The Stockholm district court held a public hearing this afternoon to determine if an arrest warrant against WikiLeaks founder Julian Assange for alleged sexual assault should be dropped. Assange has spent the past two years holed up at the Ecuadorian embassy in London to avoid extradition to Sweden.
The Stockholm District Court decided on Wednesday to uphold the arrest warrant against Julian Assange.
The court said in a statement: "The Court has decided that there is still probable cause concerning the suspicions directed towards Julian Assange (unlawful coercion, sexual molestation and rape, less serious incident) and that there is still a risk that he will fail to appear or in some other way avoid participation in the investigation and the following proceedings."
"This was not the decision we asked for, so we will have to ask the Court of Appeals to try the case," attorney Tomas Olsson told the media representatives that had been waiting for hours outside the courthouse.
In her comments to the court decision, prosecutor Marianne Ny said that the arrest warrant against Julian Assange will stand and that there is still probable cause concerning the suspicions against him, including unlawful coercion, sexual molestation and rape.
Ny said that the court has weighed the imposement in Assange's rights and did not find it disproportionate to uphold the arrest warrant and that the court does not have any objections to the way the case has been handled so far.
The Wikileaks founder is wanted for questioning over alleged sex offenses in Sweden. He currently has diplomatic asylum in the Ecuador embassy in London, with British police waiting outside to enact the Swedish warrant and arrest him.
"It is unreasonable for this arrest warrant to continue, seeing as it has been going on so long and how much suffering it has caused Julian Assange," one of Assange's lawyers, Tomas Olsson, told Swedish Radio News.
Everything began almost four years ago.

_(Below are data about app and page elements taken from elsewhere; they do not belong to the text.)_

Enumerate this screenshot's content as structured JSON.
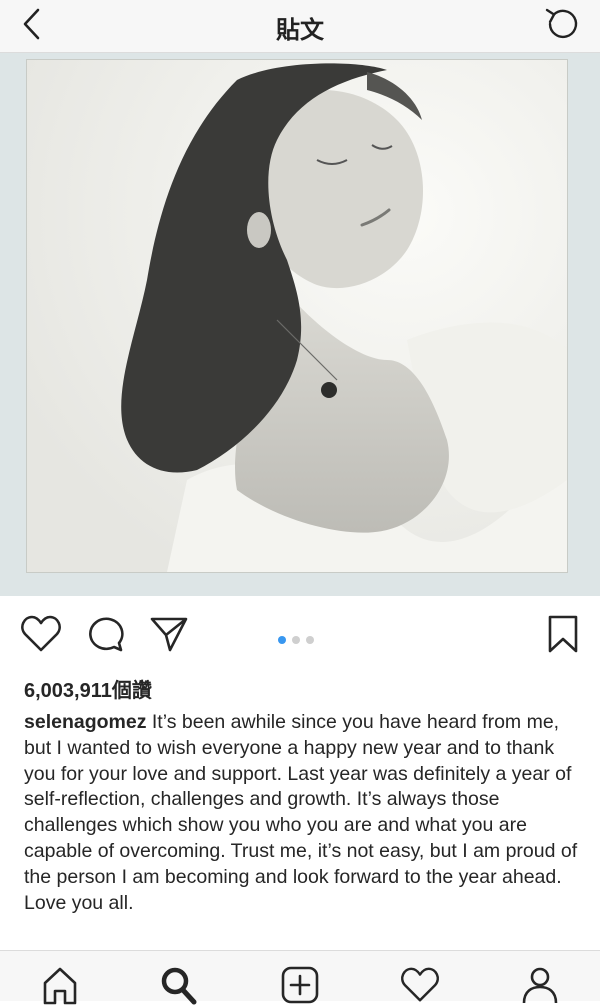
{
  "header": {
    "title": "貼文"
  },
  "post": {
    "image_alt": "Polaroid black and white portrait",
    "carousel": {
      "total": 3,
      "active": 1
    },
    "likes": "6,003,911個讚",
    "username": "selenagomez",
    "caption": "It’s been awhile since you have heard from me, but I wanted to wish everyone a happy new year and to thank you for your love and support. Last year was definitely a year of self-reflection, challenges and growth. It’s always those challenges which show you who you are and what you are capable of overcoming. Trust me, it’s not easy, but I am proud of the person I am becoming and look forward to the year ahead. Love you all."
  },
  "colors": {
    "accent": "#3897f0",
    "text": "#262626",
    "bar": "#f7f7f7"
  },
  "icons": {
    "header": [
      "back-arrow-icon",
      "refresh-icon"
    ],
    "actions": [
      "heart-icon",
      "comment-icon",
      "share-icon",
      "bookmark-icon"
    ],
    "nav": [
      "home-icon",
      "search-icon",
      "add-post-icon",
      "activity-heart-icon",
      "profile-icon"
    ]
  }
}
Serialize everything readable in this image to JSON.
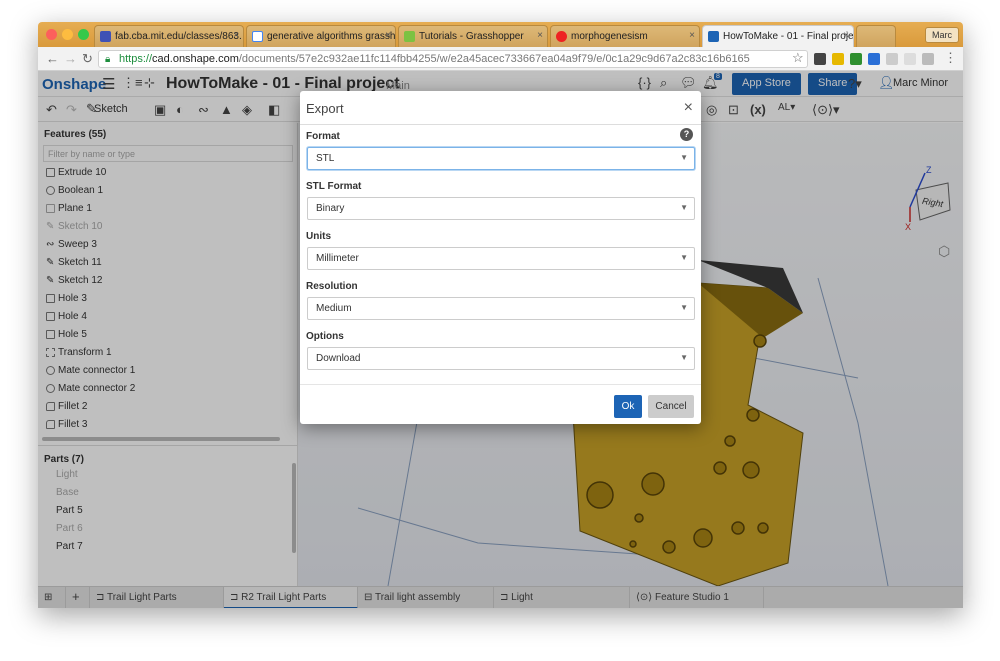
{
  "browser": {
    "tabs": [
      {
        "title": "fab.cba.mit.edu/classes/863.",
        "active": false
      },
      {
        "title": "generative algorithms grassho",
        "active": false
      },
      {
        "title": "Tutorials - Grasshopper",
        "active": false
      },
      {
        "title": "morphogenesism",
        "active": false
      },
      {
        "title": "HowToMake - 01 - Final proje",
        "active": true
      }
    ],
    "profile": "Marc",
    "url": {
      "scheme": "https://",
      "host": "cad.onshape.com",
      "path": "/documents/57e2c932ae11fc114fbb4255/w/e2a45acec733667ea04a9f79/e/0c1a29c9d67a2c83c16b6165"
    }
  },
  "app": {
    "logo": "Onshape",
    "document_title": "HowToMake - 01 - Final project",
    "branch": "Main",
    "app_store_label": "App Store",
    "share_label": "Share",
    "user_name": "Marc Minor",
    "notification_count": "8"
  },
  "toolbar": {
    "sketch_label": "Sketch"
  },
  "features": {
    "header": "Features (55)",
    "filter_placeholder": "Filter by name or type",
    "items": [
      {
        "label": "Extrude 10",
        "icon": "extrude-icon",
        "dim": false
      },
      {
        "label": "Boolean 1",
        "icon": "boolean-icon",
        "dim": false
      },
      {
        "label": "Plane 1",
        "icon": "plane-icon",
        "dim": false
      },
      {
        "label": "Sketch 10",
        "icon": "sketch-icon",
        "dim": true
      },
      {
        "label": "Sweep 3",
        "icon": "sweep-icon",
        "dim": false
      },
      {
        "label": "Sketch 11",
        "icon": "sketch-icon",
        "dim": false
      },
      {
        "label": "Sketch 12",
        "icon": "sketch-icon",
        "dim": false
      },
      {
        "label": "Hole 3",
        "icon": "hole-icon",
        "dim": false
      },
      {
        "label": "Hole 4",
        "icon": "hole-icon",
        "dim": false
      },
      {
        "label": "Hole 5",
        "icon": "hole-icon",
        "dim": false
      },
      {
        "label": "Transform 1",
        "icon": "transform-icon",
        "dim": false
      },
      {
        "label": "Mate connector 1",
        "icon": "mate-connector-icon",
        "dim": false
      },
      {
        "label": "Mate connector 2",
        "icon": "mate-connector-icon",
        "dim": false
      },
      {
        "label": "Fillet 2",
        "icon": "fillet-icon",
        "dim": false
      },
      {
        "label": "Fillet 3",
        "icon": "fillet-icon",
        "dim": false
      }
    ]
  },
  "parts": {
    "header": "Parts (7)",
    "items": [
      {
        "label": "Light",
        "dim": true
      },
      {
        "label": "Base",
        "dim": true
      },
      {
        "label": "Part 5",
        "dim": false
      },
      {
        "label": "Part 6",
        "dim": true
      },
      {
        "label": "Part 7",
        "dim": false
      }
    ]
  },
  "viewcube": {
    "face_label": "Right",
    "axis_z": "Z",
    "axis_x": "X"
  },
  "bottom_tabs": [
    {
      "label": "Trail Light Parts",
      "active": false
    },
    {
      "label": "R2 Trail Light Parts",
      "active": true
    },
    {
      "label": "Trail light assembly",
      "active": false
    },
    {
      "label": "Light",
      "active": false
    },
    {
      "label": "Feature Studio 1",
      "active": false
    }
  ],
  "dialog": {
    "title": "Export",
    "fields": [
      {
        "label": "Format",
        "value": "STL"
      },
      {
        "label": "STL Format",
        "value": "Binary"
      },
      {
        "label": "Units",
        "value": "Millimeter"
      },
      {
        "label": "Resolution",
        "value": "Medium"
      },
      {
        "label": "Options",
        "value": "Download"
      }
    ],
    "ok_label": "Ok",
    "cancel_label": "Cancel"
  },
  "colors": {
    "accent": "#1d64b5",
    "part_body": "#c9a227",
    "chrome_tabbar": "#e0a448"
  }
}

Two women, who had sex with Assange during a visit of his to Sweden, went to the police wanting to get Assange to take an HIV test.
Then, Assange became suspected by the police of, among other offences, rape.
He fears that if he is held in custody by Sweden he may be the victim of extradition or rendition to the USA, in order to be tried there in relation to his work with Wikileaks revealing American secrets, something Swedish legal experts have questioned.
The defense showed the court videos with clips of American politicians and political commentators, all asserting that Assange should be brought to the USA to be tried.
Among those in the video, from the Wikileaks channel, are Vice President Joe Biden and other American politicians like Karl Rove and Newt Gingrich, who describe Assange as a criminal and terrorist, among other things. One clip is of American president Barack Obama saying that Assange broke American law, when Wikileaks published secret documents.
After losing his appeals against the Swedish arrest warrant Julian Assange sought asylum in Ecuador's embassy in London, where he has been living for the past two years.
His lawyers say his refugee status relates to potential US attempts to seize him, and is not a way of avoiding the Swedish warrant.
A police officer in London says to newspaper Dagens Nyheter that they still have a warrant for Julian Assange's arrest, for breaking the conditions of bail.